This feels like an old adage for someone like me who grew up hearing this phrase used in elementary school. While the era of recycling has been around for ages some would say this is a “green” statement and others say it’s a sound business plan. I say they’re both right but at this point I’d like to take up a few minutes of your “flipping through the web” time to talk about what this phrase means from a business perspective.

When you think of “reduce, reuse, recycle” the first thing that probably pops into your brain is that symbol with the arrows rotating in a triangular fashion ( http://www.ex-mobile.com/news/phone_recycle.gif ). When I hear the term I immediately think of our paper recycling box next to the printer here in the Loveland office.

My point is this: most of us think recycling has to do with something physical.

Get past the obvious and find the granny gear in your brain–it’s time to step back and take a hard look at what matters most in this business: Content.

(For those of you who have never driven a real truck – a granny gear is the lowest gear out there…it’s lower than first gear…it’s the gear that goes the slowest, but gets you out of the muck fastest).

Content is NOT King

They say content is king. I say Content is queen and the Web is the doting, loving, infatuated king obsessed with showing off his beautiful, holy-crap-I-can’t believe-your-mine-because-you’re so-flippin-amazing wife. Content was made for the Web and Web was made for Content–they’re a match made in heaven.

You may be wondering where print falls in this analogy? These days I hate to say it, but Print is the jealous boyfriend that used to date Content. Sure – Print and Content still hang out as “friends,” – but let’s face it–he’s sitting on the sidelines at the dance watching Content and Web dance on center stage–madly in love and surrounded by onlookers curious to see what moves they make that will inspire the rest to join in. Content still remembers the good times she had with Print–but sadly, she’s forgetting less and less about those good times as she’s so infatuated with Web.

To Print I say this: It’s okay–it’s not like the Web put your head on the chopping block or sent you to the front lines of some far off war. You’re still here, but your ex-girlfriend is happy with her new husband and now you’re stuck waiting to find your true love.

You’re Not an Editor Anymore

ThinkerYou’re a content strategist.

In the past an editor would help pull together a story that would run in an upcoming issue. Now editors need to be thinking about how to re-purpose and repackage that article to be used on several playing fields. Here are some of the places some of you are repurposing those articles:

  • Adding it to your Web site
  • Sharing it with your e-newsletter readers
  • Blogging about it on some key sites outside your own (or on your own)
  • Creating a video or podcast based on or related to the same story

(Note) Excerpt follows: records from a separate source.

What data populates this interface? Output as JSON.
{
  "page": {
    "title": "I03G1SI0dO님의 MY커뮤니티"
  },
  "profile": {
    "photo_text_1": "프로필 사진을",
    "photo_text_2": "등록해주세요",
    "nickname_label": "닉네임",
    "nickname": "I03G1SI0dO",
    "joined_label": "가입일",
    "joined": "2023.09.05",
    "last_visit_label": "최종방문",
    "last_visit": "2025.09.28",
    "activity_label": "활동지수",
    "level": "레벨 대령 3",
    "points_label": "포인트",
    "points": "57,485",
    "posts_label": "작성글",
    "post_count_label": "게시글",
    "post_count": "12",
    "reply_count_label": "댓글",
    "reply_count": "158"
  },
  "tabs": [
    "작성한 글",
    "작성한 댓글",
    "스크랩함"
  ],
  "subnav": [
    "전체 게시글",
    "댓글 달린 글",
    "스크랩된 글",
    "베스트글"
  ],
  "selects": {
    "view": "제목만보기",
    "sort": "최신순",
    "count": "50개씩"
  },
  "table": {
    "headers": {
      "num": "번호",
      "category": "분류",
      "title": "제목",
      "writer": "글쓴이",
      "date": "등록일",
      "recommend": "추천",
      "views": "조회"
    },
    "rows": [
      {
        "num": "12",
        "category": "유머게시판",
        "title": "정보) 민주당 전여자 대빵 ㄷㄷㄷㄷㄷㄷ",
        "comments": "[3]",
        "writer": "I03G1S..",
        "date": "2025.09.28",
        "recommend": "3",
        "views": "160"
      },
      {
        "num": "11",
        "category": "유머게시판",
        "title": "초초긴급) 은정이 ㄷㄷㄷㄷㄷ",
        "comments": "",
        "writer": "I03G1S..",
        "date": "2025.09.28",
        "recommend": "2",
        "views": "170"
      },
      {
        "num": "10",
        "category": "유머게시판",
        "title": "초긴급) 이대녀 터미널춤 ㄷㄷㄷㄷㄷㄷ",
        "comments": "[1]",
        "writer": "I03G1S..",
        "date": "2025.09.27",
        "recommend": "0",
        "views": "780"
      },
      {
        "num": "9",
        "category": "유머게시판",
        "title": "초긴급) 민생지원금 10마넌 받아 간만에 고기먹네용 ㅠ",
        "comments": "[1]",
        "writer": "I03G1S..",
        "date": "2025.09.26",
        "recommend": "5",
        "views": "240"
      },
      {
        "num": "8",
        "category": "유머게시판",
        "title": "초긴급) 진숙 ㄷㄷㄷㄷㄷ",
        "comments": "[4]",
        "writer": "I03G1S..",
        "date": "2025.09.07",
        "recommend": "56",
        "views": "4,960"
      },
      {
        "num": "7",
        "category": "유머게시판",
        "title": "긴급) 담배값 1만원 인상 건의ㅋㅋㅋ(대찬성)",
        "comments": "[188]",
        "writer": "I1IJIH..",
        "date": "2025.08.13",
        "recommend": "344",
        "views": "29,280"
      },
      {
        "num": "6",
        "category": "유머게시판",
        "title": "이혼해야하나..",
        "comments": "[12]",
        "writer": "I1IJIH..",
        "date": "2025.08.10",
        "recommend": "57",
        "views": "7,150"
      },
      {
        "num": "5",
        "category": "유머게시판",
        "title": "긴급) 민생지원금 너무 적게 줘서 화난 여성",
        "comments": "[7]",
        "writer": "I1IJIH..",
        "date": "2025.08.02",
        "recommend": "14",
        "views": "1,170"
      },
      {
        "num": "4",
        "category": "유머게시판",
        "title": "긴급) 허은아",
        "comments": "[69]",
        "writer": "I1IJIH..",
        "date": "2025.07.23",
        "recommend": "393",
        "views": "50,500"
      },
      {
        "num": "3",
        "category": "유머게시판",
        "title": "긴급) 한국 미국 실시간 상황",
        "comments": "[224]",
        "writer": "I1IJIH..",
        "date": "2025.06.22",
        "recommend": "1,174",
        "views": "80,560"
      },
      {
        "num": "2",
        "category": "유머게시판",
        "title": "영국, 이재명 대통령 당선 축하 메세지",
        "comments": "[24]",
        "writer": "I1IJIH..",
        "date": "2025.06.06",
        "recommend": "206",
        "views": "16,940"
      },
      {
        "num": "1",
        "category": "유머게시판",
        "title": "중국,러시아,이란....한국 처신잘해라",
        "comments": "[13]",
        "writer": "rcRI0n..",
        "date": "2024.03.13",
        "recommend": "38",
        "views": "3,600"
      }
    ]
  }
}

But what else can you do with that article? How else can you repackage your content in order to get more eyes on your content?

At this point if you work for Penton Media you’d be reading all about my latest initiatives I’ve helped create that address how to reuse your content in ways that increases web traffic, up your subscriptions, and help overcome the problems print publishers are facing. Alas – these are secrets I cannot reveal and I must stop here…sorry.

Chris Sigfrids
Online Product Development Manager
Penton Media
sigorama@aol.com
www.chrisssigfrids.com